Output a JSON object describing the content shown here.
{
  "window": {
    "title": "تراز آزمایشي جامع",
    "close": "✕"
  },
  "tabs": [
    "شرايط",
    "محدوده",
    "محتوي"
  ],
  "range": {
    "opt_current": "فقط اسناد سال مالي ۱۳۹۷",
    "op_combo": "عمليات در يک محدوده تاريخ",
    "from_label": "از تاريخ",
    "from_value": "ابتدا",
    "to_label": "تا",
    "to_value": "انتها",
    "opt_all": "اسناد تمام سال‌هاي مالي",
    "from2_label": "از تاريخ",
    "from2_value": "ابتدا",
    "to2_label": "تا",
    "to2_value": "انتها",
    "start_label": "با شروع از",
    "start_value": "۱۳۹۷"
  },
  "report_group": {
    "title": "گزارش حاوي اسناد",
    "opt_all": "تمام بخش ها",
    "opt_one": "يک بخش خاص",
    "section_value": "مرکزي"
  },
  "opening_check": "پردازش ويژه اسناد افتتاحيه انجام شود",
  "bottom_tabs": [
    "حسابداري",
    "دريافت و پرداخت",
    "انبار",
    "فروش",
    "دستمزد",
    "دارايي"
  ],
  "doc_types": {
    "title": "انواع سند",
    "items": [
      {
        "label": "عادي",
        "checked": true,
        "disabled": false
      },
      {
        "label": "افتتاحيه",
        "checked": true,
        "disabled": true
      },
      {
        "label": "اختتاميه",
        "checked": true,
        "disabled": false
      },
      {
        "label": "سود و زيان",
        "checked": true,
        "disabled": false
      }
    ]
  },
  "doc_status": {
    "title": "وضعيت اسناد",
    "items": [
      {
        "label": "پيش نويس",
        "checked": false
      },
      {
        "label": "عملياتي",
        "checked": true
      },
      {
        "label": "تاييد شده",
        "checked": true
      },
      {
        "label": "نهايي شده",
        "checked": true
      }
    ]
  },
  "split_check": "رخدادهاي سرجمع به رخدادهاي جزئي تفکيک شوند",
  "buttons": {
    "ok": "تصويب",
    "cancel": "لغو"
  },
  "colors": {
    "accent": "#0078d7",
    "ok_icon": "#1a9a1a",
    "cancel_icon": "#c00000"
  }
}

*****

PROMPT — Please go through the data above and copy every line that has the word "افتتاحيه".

TASK RESPONSE —
  "opening_check": "پردازش ويژه اسناد افتتاحيه انجام شود",
        "label": "افتتاحيه",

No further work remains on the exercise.